Jake GyllenhaalJoaquin Phoenix...
Action & AdventureComedy
In 1 Cinema
You know when you are leaving for a trip and can’t shake the feeling that you forgot something? You keep rechecking items in your head over and over and assure yourself you didn’t forget anything, but the feeling does not go away. That is when you remember the important thing you forgot. By the end of watching The Sisters Brothers, you might feel that something is missing, and no matter how many times you go through the good movie checklist, whatever it is, is just not there.
The Sisters Brothers follows sibling assassins for hire, Charlie (Joaquin Phoenix) and Eli (John C. Riley), as they embark on a mission to kill prospector Hermann Warm (Riz Ahmed) and retrieve a chemical formula that he has discovered. With Charlie’s constant drinking and hunger for violence, Eli’s willingness to quit killing, and complications from the pair’s detective ally, John Morris (Jake Gyllenhaal), their mission becomes violently complicated.
The film’s plot is very intriguing even if not too original but, is presented with fresh perspective and detail that it is able to capture the audience’s attention, at least in the beginning. The feature is more than 120 minutes long and moves at a pace that is too slow for that length, and for a western film. Yes, the film delves into characterisation very well and still has a ton of ruthless bloodshed but, the same message, information and feelings could have been delivered in a much shorter, more captivating time frame.

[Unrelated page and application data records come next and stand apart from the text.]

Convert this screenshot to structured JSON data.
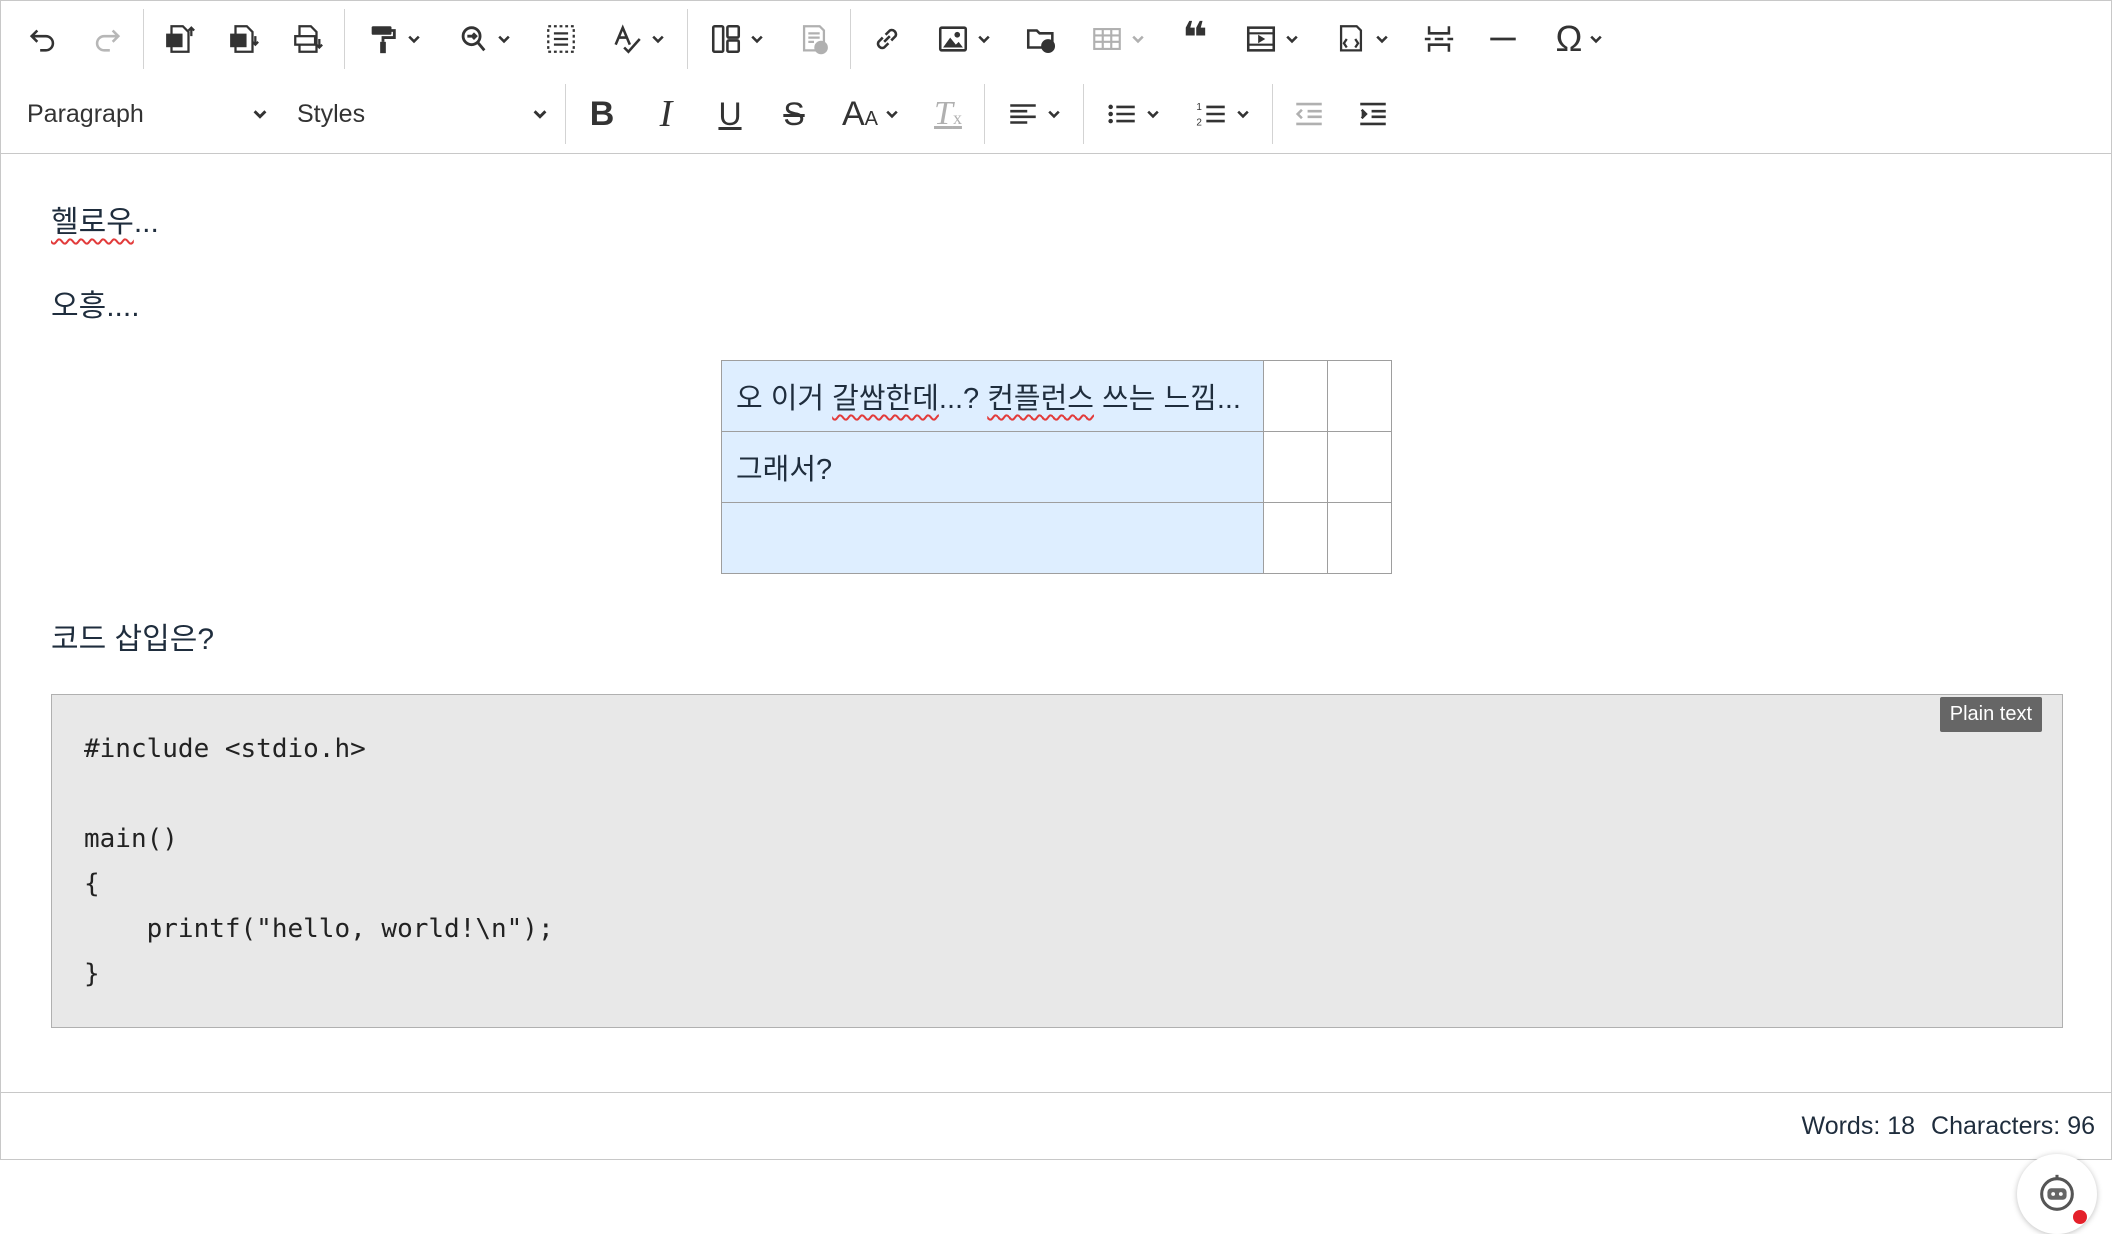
{
  "toolbar": {
    "paragraph_select": "Paragraph",
    "styles_select": "Styles",
    "buttons": [
      "undo",
      "redo",
      "import-word",
      "export-word",
      "export-pdf",
      "format-painter",
      "find-replace",
      "select-all",
      "spellcheck",
      "layout",
      "insert-template",
      "link",
      "image",
      "file-manager",
      "table",
      "block-quote",
      "media",
      "source-editing",
      "page-break",
      "horizontal-line",
      "special-characters",
      "bold",
      "italic",
      "underline",
      "strikethrough",
      "font-size",
      "remove-format",
      "alignment",
      "bulleted-list",
      "numbered-list",
      "outdent",
      "indent"
    ]
  },
  "content": {
    "paragraph1": "헬로우...",
    "paragraph1_spell": "헬로우",
    "paragraph1_rest": "...",
    "paragraph2": "오흥....",
    "table": {
      "row1": {
        "t1": "오 이거 ",
        "s1": "갈쌈한데",
        "t2": "...? ",
        "s2": "컨플런스",
        "t3": " 쓰는 느낌..."
      },
      "row2": "그래서?",
      "row3": ""
    },
    "paragraph3": "코드 삽입은?",
    "code_language": "Plain text",
    "code": "#include <stdio.h>\n\nmain()\n{\n    printf(\"hello, world!\\n\");\n}"
  },
  "footer": {
    "words": "Words: 18",
    "characters": "Characters: 96"
  }
}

The film’s plot is very simple; two assassins hired to kill a man with valuable information, but the complexities lie in the depth and struggles of the characters, and this is where the movie shines. The audience can see what it is like to be in these characters’ shoes, and feel the complicated emotions that they do.
The action scenes have the proper western tradition to them and deliver for western lovers who crave the old school action and mayhem.
There was a major problem with the dialogue as it did not really represent the content or the manner that “cowboys” would speak, at least not the ones in this feature with how tough they are portrayed. The language and word choice were way too fancy and took the audience away from the atmosphere the film was trying to create.
For the acting, Joaquin Phoenix did a fantastic job at portraying the dysfunctional, homicidal drunk, with wild facial expressions that could creep out anyone. John C. Riley’s performance was very fitting to his role as the follower, with not a lot of evocative emotions but just enough to make the audience sympathise. Riz Ahmed’s performance was somewhat synthetic and too clean to be real, and his character’s relationship with Jake Gyllenhaal’s John Morris took an intense turn with no chemistry or even major plot points to back that up. On his own, Jake Gyllenhaal was adequate but rather held back compared to many of his previous performances.
There is a lot of good in this film and not too much bad, but at the end there is a big chance you will feel, lost even though you got everything that just happened. If that, and some dialogue and plot issues, do not really bother you, then get ready for some amazing Joaquin Phoenix acting.